▸ Exercise prompt
Which lines below contain the word "name"? Copy each one.

▸ Dataset excerpts
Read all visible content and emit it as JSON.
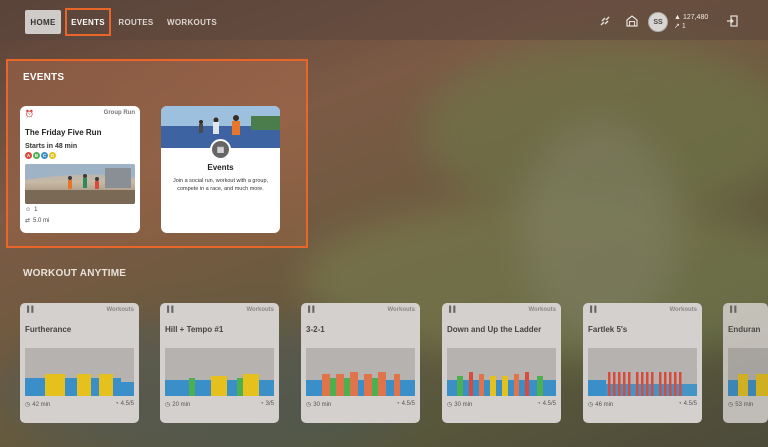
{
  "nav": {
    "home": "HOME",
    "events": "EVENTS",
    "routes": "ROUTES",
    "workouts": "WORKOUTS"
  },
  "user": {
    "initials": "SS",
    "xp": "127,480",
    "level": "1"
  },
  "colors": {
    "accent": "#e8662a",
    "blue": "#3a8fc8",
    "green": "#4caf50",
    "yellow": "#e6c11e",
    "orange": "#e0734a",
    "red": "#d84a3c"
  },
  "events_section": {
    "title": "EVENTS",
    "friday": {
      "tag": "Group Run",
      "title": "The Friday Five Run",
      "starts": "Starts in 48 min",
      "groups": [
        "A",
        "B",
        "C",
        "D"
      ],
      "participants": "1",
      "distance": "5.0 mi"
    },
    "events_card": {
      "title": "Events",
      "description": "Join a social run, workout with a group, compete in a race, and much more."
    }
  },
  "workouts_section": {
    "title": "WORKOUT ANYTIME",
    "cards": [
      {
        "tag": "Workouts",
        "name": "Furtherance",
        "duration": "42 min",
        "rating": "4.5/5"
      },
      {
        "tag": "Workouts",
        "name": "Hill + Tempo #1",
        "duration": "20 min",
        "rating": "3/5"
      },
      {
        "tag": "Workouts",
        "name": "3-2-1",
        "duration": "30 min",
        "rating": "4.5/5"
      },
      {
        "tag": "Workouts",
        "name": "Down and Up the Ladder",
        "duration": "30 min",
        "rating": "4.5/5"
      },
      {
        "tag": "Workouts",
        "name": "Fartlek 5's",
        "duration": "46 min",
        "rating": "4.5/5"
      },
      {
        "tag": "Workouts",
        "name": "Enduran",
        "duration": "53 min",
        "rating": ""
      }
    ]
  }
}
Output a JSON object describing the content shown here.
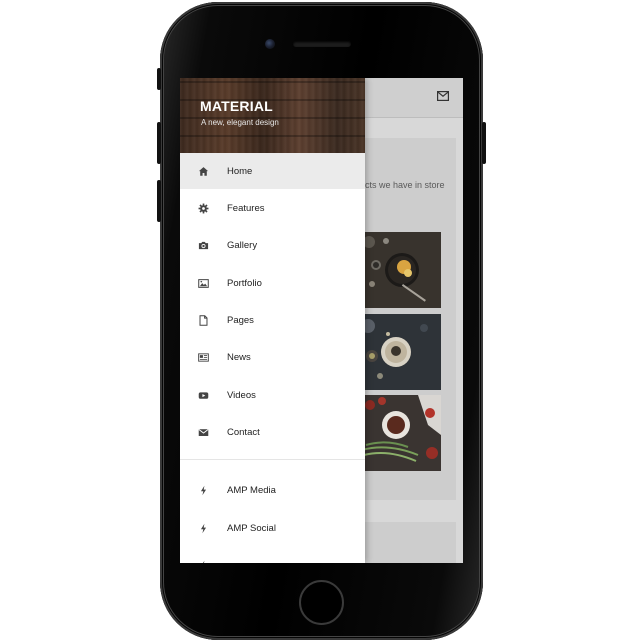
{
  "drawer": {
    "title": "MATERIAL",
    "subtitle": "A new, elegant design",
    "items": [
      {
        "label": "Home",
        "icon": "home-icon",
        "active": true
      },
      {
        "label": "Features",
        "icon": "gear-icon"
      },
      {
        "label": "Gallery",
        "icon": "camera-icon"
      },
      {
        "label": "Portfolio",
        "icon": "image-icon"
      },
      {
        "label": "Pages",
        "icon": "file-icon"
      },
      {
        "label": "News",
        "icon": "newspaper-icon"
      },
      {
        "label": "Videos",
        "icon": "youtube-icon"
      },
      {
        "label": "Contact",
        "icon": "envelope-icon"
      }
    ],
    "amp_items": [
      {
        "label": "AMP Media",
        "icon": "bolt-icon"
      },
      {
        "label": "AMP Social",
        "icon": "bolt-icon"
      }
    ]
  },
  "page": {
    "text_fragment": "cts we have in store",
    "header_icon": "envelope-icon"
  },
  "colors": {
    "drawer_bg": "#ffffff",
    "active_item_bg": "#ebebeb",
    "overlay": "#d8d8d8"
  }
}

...

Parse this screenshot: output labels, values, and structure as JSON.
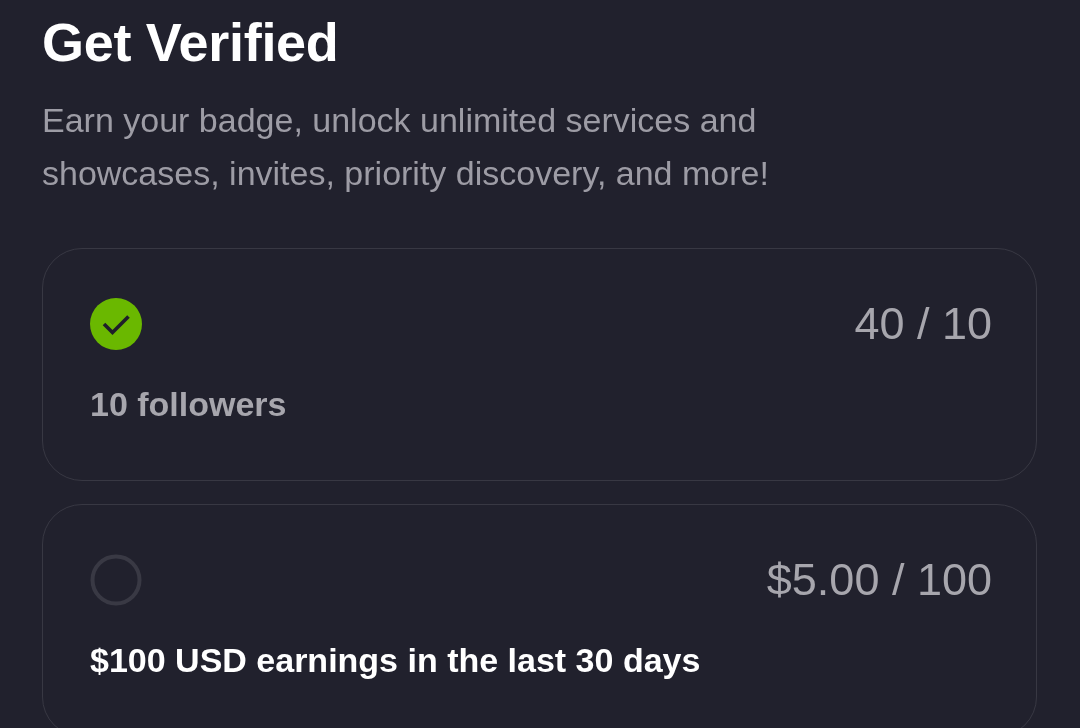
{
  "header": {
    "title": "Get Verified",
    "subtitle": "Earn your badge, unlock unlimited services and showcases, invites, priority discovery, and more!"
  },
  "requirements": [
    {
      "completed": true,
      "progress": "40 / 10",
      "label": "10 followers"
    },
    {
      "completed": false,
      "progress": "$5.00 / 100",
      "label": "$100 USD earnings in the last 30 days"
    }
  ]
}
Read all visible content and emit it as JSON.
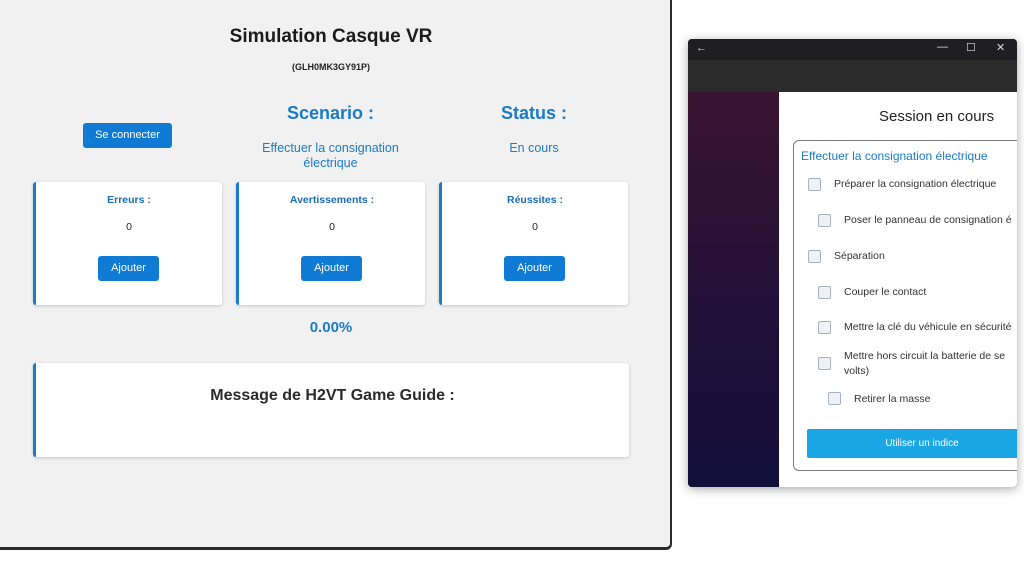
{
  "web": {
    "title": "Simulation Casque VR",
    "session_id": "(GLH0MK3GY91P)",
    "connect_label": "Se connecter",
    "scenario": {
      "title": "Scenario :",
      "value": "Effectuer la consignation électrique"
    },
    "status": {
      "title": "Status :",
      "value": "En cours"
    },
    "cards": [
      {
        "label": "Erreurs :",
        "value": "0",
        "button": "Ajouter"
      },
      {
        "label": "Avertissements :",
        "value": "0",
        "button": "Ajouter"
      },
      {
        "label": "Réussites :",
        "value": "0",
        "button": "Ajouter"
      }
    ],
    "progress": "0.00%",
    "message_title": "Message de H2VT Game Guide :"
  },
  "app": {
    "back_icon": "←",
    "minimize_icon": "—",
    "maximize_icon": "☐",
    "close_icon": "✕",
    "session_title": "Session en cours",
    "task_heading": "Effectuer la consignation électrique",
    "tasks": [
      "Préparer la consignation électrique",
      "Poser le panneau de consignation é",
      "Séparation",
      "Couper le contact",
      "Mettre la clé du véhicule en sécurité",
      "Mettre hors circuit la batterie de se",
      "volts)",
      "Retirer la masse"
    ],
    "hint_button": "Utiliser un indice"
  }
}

▸ Answer
        "name": "Furtherance",
        "name": "Hill + Tempo #1",
        "name": "3-2-1",
        "name": "Down and Up the Ladder",
        "name": "Fartlek 5's",
        "name": "Enduran",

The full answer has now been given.